Arnold School of Public Health
University of South Carolina
800 Sumter Street
Columbia, SC 29208

Phone: 803-777-5032
Fax: 803-777-4783



                                                                                                           Posted 07/06/2006

 Arnot works with shooters to relieve variety of overuse injuries

Shooting is a sport where perfection is the benchmark, something that Cathy Arnot knows well. That’s also why she carries a dog-eared passport.

Arnot, who teaches physical therapy in the Arnold School’s Department of Exercise Science, has worked with the U.S. Olympic Shooting teams for the past three years providing manual physical therapy interventions to team members.

Following the team on its championship quests has taken Arnot to Greece, Cyprus, Thailand, Italy and China.  Germany has been on her itinerary three times.

“The shooters are all professional. They’re very appreciative of anything you can do for them,” said Arnot, who has worked with team members at the Olympic Training Center at Ft. Benning, Ga. and elsewhere in the U.S.

Arnot said Olympic class shooters train on an average of three to eight hours per day, assuming stances that stress a variety of muscles depending on the weapon.

Put in technical terms, Arnot says most of the cases she works with involve overuse injuries to the cervical, thoracic, lumbar spine and upper extremities.

Put in simpler terms, “pistol shooters have problems with the neck, shoulder and elbows,’’ she says.  Standing positions expose rifle shooters to problems with lower back and wrist pain.

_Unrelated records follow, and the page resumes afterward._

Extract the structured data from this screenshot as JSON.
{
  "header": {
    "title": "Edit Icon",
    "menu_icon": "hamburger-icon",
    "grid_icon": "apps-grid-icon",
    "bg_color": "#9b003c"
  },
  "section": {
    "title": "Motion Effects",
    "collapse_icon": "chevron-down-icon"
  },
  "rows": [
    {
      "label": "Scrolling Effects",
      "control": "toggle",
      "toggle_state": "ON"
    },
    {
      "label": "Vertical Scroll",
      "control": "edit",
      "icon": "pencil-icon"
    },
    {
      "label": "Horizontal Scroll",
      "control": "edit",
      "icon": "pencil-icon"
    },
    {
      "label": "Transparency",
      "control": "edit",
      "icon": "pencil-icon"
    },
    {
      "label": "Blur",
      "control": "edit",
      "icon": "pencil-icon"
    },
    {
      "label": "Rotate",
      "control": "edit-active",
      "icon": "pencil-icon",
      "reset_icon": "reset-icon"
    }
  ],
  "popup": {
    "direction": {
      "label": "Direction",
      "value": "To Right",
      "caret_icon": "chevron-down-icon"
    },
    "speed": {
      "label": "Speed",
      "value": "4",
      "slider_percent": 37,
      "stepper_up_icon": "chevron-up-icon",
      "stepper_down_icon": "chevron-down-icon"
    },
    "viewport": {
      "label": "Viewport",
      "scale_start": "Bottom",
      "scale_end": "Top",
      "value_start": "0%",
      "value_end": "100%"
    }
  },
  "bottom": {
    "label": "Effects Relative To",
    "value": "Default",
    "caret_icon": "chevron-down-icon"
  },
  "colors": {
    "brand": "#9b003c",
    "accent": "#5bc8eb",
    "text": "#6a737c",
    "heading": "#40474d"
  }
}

The recoil from 12 gauge rounds stresses the shoulders of shotgun shooters. Team members also can end up with physical complaints from the extensive travel involved in international competitions.

Arnot says she enjoys recreational shooting with her .22 pistol and would love to learn how to shoot trap. However, she had no experience with competitive shooting until she joined a post doctoral fellowship at SportsMedicine of Atlanta in 2002.

There she was part of a program to assist shooters directed by Bob DuVall, physical therapist to the 1996, 2000 and 2004 U.S. Olympic Shooting Teams.

She and DuVall are still linked because he is responsible for scheduling her Olympic efforts, which she estimates will involve about five weeks of travel this year.

USC considers her Olympic work as part of the university’s outreach efforts, but she has to schedule trips so as not to conflict with her teaching duties.

Arnot says U.S. shooters have the same problems as other Olympians in international competition.

“China and Russia are our biggest competitors. They have an advantage because their shooters are government funded and don’t have to worry about things like school or careers like our team members,” she said.

Competitive shooting also can be expensive, according to Arnot, adding that hundreds of rounds of ammunition can be expended in practice.  Some weapons can be costly. World-class trap guns can retail from $1,800-$8,000, air rifles can go as high as $2,000 and pistols can fetch up to $1,400.

Arnot is a Virginia native who received her bachelor’s degree from Virginia Tech.  She earned her master’s degree through the U.S. Army/ Baylor University Physical Therapy Program and her doctorate from the University of St. Augustine for Health Sciences. She joined the USC faculty fulltime in February 2006.

For more information:

USA Shooting -- The National Governing Body for Olympic Shooting Sports.